*** DATA IN THIS EXERCISE ***

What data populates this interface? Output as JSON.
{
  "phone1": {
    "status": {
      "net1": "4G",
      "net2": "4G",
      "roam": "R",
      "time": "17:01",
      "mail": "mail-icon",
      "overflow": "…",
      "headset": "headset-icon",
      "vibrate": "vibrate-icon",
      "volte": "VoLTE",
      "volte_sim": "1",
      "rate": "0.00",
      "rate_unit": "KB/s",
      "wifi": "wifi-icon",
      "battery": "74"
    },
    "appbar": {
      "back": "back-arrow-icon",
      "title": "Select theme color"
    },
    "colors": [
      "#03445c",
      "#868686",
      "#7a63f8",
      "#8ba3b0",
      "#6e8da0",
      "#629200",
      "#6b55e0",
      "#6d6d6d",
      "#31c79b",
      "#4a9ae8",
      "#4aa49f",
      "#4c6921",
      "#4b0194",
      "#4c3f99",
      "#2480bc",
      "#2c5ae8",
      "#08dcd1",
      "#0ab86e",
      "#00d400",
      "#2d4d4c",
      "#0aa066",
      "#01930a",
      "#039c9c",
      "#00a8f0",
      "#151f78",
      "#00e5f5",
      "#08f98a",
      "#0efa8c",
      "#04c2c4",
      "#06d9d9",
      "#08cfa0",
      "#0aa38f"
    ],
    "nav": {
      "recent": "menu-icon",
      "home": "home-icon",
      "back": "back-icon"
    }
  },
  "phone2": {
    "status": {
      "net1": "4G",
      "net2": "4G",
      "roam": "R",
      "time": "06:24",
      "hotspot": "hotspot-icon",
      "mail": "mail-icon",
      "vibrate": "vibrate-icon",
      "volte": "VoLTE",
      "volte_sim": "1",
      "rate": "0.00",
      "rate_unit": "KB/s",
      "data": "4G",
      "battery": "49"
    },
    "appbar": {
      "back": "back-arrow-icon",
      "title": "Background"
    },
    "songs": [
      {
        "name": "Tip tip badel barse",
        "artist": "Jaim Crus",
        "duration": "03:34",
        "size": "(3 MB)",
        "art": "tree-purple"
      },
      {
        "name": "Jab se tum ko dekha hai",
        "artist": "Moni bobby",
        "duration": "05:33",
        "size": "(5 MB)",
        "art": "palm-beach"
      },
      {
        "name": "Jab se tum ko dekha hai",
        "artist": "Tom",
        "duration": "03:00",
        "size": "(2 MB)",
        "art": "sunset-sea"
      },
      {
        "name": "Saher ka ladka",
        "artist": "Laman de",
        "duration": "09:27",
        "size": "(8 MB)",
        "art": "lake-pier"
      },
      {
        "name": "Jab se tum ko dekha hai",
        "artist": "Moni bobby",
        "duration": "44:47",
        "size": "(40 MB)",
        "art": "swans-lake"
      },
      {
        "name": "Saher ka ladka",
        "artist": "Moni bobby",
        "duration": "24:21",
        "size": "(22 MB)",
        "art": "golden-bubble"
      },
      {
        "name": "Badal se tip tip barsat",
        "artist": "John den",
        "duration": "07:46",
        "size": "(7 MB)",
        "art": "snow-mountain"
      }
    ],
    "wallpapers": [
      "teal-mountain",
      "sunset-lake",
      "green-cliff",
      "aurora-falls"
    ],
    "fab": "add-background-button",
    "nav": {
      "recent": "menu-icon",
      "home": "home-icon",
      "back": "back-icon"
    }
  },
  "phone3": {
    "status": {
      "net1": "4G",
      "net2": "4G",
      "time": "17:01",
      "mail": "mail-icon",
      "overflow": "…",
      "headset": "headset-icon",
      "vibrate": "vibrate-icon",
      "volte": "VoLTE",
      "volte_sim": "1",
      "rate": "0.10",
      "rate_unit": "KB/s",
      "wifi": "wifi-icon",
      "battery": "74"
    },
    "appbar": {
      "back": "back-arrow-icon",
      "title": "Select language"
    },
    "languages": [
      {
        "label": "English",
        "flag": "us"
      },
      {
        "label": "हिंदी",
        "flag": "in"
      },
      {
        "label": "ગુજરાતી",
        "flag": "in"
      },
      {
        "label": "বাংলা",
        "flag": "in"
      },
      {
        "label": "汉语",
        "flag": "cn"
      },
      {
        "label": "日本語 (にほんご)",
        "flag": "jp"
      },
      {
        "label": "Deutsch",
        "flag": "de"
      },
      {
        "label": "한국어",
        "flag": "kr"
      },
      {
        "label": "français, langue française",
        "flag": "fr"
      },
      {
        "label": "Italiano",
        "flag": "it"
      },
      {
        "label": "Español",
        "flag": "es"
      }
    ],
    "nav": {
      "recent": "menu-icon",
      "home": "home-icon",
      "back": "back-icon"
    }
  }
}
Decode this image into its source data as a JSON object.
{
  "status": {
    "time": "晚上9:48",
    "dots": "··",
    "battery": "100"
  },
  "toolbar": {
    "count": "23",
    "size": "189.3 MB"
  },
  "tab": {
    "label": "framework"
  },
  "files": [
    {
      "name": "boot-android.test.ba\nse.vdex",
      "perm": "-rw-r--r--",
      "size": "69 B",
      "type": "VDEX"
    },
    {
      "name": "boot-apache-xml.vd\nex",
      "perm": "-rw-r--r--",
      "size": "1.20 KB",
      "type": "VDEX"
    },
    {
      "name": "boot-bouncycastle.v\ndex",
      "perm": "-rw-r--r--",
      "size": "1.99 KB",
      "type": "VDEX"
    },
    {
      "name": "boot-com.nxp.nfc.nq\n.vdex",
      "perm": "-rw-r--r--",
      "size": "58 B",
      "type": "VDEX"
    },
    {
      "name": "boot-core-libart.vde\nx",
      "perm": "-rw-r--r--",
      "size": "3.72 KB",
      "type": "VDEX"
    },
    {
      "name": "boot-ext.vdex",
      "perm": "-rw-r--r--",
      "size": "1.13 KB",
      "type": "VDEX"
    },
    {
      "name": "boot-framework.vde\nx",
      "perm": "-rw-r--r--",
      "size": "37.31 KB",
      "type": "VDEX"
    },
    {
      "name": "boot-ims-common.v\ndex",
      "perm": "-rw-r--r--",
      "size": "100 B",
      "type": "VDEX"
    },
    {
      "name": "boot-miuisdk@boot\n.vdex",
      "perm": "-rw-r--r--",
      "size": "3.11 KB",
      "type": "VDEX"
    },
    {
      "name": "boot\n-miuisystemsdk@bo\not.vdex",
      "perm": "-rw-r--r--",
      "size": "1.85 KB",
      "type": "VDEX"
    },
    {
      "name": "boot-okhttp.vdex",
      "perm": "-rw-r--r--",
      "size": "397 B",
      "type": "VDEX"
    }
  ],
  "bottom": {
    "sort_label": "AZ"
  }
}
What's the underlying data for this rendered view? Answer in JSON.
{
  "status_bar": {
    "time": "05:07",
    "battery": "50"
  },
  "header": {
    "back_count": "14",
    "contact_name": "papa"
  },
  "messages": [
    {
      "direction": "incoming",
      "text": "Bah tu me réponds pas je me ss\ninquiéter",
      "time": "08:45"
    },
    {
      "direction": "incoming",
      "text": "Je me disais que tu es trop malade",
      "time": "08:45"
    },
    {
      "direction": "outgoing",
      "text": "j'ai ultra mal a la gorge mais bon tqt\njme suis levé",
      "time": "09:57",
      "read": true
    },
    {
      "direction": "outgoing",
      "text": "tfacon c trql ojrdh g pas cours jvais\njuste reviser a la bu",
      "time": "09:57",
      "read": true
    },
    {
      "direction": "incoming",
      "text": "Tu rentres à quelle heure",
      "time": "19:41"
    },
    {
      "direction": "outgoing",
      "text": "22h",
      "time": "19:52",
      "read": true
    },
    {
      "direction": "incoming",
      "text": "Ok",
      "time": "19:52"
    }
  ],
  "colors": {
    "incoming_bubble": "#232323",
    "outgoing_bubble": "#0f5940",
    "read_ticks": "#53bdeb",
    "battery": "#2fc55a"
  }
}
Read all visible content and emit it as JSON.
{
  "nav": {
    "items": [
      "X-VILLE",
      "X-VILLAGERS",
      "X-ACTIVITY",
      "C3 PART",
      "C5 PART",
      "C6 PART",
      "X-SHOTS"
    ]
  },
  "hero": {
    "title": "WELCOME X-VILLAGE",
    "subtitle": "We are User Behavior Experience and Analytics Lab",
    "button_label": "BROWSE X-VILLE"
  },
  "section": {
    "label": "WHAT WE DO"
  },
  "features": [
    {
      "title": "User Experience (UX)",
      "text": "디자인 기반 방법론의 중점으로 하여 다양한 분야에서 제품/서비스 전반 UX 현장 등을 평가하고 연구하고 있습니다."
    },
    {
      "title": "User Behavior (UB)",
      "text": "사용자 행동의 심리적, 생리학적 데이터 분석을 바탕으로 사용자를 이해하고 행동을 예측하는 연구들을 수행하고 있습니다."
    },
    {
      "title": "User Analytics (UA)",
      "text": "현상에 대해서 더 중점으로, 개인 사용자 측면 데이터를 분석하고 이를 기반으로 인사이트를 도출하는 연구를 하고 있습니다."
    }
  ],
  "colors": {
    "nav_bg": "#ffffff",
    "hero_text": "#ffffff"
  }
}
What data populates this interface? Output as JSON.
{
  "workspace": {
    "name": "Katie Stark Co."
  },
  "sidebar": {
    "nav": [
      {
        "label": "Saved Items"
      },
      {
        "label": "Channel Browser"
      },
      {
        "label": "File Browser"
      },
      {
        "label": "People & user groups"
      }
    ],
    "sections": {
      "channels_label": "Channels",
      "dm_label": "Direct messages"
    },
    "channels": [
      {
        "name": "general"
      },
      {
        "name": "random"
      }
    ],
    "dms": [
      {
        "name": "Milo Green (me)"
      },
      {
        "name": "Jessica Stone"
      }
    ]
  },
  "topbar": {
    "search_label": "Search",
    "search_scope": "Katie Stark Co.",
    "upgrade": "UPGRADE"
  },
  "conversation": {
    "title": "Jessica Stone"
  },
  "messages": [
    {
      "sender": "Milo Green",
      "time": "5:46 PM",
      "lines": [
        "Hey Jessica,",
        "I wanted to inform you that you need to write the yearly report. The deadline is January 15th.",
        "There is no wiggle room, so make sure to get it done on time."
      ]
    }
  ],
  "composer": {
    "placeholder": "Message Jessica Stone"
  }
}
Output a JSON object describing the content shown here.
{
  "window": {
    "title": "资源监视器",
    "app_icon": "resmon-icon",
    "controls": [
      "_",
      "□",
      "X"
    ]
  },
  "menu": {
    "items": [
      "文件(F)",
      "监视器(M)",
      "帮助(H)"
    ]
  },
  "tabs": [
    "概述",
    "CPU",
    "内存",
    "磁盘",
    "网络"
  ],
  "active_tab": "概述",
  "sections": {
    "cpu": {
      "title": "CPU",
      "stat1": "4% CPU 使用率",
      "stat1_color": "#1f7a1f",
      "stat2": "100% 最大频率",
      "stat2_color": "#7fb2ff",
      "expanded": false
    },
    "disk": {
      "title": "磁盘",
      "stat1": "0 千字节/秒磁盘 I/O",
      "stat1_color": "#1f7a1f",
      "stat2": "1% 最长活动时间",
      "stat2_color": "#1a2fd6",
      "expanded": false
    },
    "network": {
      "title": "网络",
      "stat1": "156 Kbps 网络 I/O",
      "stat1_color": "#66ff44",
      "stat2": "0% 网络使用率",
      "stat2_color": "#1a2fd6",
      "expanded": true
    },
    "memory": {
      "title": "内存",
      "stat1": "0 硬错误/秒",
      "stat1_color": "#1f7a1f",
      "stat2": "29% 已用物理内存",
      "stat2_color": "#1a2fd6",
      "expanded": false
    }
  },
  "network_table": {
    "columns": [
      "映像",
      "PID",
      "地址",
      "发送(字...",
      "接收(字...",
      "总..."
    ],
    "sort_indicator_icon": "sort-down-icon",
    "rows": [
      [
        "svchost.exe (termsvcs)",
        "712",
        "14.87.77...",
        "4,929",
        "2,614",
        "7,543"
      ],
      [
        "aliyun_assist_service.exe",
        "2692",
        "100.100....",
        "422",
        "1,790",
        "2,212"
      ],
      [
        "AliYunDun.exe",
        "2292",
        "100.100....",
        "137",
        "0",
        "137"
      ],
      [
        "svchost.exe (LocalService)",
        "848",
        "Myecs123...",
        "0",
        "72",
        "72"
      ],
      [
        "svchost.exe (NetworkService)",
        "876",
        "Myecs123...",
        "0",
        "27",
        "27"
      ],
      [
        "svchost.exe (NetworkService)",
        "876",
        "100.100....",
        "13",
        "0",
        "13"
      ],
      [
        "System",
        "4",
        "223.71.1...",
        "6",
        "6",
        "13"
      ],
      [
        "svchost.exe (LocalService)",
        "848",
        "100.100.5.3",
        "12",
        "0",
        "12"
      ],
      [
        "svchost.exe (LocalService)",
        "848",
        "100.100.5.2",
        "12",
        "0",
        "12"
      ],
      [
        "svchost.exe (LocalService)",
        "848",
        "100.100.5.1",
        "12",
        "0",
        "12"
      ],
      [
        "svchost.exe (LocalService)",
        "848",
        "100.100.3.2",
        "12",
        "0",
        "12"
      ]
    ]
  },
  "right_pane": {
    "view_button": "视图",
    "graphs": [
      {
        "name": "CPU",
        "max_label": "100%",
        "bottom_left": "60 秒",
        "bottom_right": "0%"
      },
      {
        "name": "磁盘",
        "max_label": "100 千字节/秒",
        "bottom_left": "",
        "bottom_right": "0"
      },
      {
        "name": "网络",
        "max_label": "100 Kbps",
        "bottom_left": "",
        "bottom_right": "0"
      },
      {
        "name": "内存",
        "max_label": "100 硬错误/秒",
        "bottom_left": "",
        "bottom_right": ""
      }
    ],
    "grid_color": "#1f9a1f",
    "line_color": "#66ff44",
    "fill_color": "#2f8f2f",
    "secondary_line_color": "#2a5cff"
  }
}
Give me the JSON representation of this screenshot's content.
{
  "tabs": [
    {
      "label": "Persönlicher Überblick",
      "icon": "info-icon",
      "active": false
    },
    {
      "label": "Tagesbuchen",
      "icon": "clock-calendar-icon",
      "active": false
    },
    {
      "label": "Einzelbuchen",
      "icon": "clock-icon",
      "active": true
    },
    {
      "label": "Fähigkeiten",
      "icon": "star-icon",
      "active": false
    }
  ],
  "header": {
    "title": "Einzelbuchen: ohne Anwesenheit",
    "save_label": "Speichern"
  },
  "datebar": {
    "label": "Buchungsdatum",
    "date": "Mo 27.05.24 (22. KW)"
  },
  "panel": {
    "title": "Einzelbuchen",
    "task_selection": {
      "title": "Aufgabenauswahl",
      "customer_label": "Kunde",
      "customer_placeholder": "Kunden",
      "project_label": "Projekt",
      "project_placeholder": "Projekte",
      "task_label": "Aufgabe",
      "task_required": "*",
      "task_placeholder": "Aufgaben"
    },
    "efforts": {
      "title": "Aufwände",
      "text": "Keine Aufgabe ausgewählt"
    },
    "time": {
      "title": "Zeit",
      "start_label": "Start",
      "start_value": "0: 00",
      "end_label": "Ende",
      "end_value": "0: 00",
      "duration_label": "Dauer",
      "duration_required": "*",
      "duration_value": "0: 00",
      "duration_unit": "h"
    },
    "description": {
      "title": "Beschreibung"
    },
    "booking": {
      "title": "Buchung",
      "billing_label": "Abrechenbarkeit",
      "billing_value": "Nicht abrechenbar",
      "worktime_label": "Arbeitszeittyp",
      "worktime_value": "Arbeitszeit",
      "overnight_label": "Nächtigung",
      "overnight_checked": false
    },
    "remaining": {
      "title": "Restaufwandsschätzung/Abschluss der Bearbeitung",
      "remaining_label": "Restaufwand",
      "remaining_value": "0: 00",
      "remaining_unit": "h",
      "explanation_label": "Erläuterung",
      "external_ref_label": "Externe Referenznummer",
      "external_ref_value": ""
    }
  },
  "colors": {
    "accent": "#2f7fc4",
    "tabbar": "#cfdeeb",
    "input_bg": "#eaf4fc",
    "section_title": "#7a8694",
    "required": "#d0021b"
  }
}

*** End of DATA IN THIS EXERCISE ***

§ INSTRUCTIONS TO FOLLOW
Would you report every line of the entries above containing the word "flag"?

§ FINAL ANSWER
        "flag": "us"
        "flag": "in"
        "flag": "in"
        "flag": "in"
        "flag": "cn"
        "flag": "jp"
        "flag": "de"
        "flag": "kr"
        "flag": "fr"
        "flag": "it"
        "flag": "es"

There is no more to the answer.